What Finland's Example Proves
Time to disagree. Finland is the answer. No, I don't mean that we should or can copy Finland, but that we can learn from the remarkable synthesis that Finland has achieved. Their schools meet all or most of your pedagogical criteria—they "focus on a playful and wonder-filled childhood," and they prize teacher autonomy and school autonomy. Yet they do so within the context of a specific and carefully wrought national core curriculum. What is essential for children in urban areas is also essential for children in the remote rural areas. Teachers are free to be creative and passionate because they are clear about what their job is. Their autonomy is freedom to teach, not curricular anarchy.
I would not suggest that we copy the Finnish core curriculum. It is theirs, not ours. But the lesson to be learned is that a common core curriculum is necessary so as to establish clear understandings within which pedagogical creativity can bloom and prosper.
I also do not agree with you about the curriculum in New York state. New York has had mandated Regents' examinations for high school graduation for the past century, but with these differences from a genuine core curriculum: First, only the highest-achieving students took those examinations until about 10 years ago; second, when the Regents' exams became a universal requirement, the content and expectations of the exams were dumbed down; third, a testing regime is not the same as a specific, coherent curriculum that shows a progression of ideas, knowledge, and skills from the earliest elementary grades to high school graduation.

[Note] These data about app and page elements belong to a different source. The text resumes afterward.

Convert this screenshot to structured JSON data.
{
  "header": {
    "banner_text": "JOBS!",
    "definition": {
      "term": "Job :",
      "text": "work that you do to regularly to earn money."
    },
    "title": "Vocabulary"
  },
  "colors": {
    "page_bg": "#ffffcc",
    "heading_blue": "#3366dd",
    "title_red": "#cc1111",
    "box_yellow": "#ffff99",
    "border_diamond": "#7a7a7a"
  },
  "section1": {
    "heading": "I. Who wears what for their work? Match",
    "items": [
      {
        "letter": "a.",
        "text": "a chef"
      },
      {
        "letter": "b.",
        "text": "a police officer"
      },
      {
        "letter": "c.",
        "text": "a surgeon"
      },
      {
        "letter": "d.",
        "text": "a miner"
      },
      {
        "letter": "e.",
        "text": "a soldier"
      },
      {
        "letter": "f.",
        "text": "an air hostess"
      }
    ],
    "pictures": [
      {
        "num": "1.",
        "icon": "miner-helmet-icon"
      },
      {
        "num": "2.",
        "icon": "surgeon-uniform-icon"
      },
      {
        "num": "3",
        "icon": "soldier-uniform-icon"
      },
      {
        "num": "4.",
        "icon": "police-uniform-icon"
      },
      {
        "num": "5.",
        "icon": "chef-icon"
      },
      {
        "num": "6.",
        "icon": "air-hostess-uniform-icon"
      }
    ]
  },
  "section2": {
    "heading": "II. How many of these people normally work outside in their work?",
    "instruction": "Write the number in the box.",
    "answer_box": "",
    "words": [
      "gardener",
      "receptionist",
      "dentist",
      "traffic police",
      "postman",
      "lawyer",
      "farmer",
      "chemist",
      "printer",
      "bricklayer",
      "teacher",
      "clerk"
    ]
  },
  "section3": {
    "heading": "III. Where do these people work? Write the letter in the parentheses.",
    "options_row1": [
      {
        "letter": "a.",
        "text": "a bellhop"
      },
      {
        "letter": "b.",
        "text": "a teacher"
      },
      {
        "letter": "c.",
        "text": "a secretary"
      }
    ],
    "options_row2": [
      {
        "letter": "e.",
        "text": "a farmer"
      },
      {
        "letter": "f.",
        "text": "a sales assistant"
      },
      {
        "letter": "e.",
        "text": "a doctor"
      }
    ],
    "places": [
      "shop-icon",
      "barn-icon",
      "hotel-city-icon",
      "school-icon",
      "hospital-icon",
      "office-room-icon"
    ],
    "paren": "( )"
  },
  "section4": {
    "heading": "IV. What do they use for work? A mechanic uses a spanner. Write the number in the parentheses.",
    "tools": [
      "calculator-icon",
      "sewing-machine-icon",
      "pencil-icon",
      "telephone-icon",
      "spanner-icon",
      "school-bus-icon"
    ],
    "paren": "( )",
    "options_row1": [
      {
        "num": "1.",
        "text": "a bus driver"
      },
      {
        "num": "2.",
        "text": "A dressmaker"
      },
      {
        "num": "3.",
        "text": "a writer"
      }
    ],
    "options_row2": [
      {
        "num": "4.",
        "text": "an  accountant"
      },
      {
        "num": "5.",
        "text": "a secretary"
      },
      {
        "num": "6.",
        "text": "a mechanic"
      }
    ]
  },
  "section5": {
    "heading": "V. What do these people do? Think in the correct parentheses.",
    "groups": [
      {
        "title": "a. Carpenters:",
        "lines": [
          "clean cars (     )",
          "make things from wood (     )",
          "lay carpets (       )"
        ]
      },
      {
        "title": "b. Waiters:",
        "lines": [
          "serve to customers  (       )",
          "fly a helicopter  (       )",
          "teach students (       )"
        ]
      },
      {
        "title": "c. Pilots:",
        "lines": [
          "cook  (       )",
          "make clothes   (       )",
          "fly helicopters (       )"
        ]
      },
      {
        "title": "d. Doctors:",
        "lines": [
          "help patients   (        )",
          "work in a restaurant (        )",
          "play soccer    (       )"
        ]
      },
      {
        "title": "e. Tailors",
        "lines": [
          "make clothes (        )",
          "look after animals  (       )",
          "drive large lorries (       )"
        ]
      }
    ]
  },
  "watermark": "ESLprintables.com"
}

Nor do I agree about the example of Massachusetts. That state developed excellent statewide curriculum frameworks after the passage of the 1993 education reform act, an act that pumped billions of new dollars into the schools in return for an agreement to set statewide standards and to develop examinations based on those standards. And you are right about this: Since the adoption and implementation of its superb curriculum frameworks, Massachusetts has soared to #1 in the nation on the tests of the National Assessment of Educational Progress. The latest test results show that students in Massachusetts are #1 in reading and in mathematics. This was no accident, nor did it evolve from the independent, uncoordinated actions of the elected school boards. It is the fruit of an educational strategy that was tried and succeeded.
Certainly, as I pointed out, Finland is a homogeneous nation. It does not have anything like our religious, cultural, ethnic, and racial diversity.
I maintain that our diversity makes it hard for us to forge a national core curriculum, but our diversity makes it necessary that we do so. In a nation as diverse as ours, we need a common language and a large fund of shared values and references in order to talk to people who do not share our religious, cultural, ethnic, or racial background. In order to maintain a democratic society, we need to be able to communicate and exchange ideas, to sustain diverse coalitions, and to recognize our common goals and work together with others who are different from us. Collaboration requires some mutuality, and such mutuality is not possible without the ability to communicate and to recognize that "we are all in the same boat," we are part of the same community even as we are members of many other, different communities. This communication would be greatly facilitated, I believe, by a coherent curriculum that spans the years from elementary school through high school.
Without a national core curriculum, our schools are at the mercy of the low-level national curriculum created willy-nilly by test publishers and textbook publishers. Now, I know people in this business and know that they are upstanding citizens who are trying to give the states more or less what they want, while not stirring up any hornets' nests and not provoking any controversy. In effect, our highly decentralized system of schooling has left the issue of what to teach to commercial interests, those who write the standardized tests (they have to ask about something, they have to make assumptions about what students have learned) and those who compile (not write, but compile) the textbooks that are sold in every state (they too must assume what should be taught).
So, I would contend that we have a national curriculum; that it is in the hands of the marketplace and the educational publishing industry; and that it is no substitute for the national core curriculum that would emerge if we set our collective minds to the task of writing it. We have a default curriculum. I think we can do much better.
What Finland's example proves, I think, is that it is possible for a nation to have both what you believe in and what I believe in at the same time; that our ideas and agendas are not mutually exclusive. No, we should not copy Finland's curriculum. We should create our own. But yes, every school of education should have a course in which students read the national curricula of half a dozen other nations. We can all learn by studying how other nations, with different cultures and different challenges, managed to do it. It can be done. If done well, it works well. It does not sacrifice anything you care about, it does not destroy the creativity and passion of teachers, and it helps to improve the quality of education across the nation.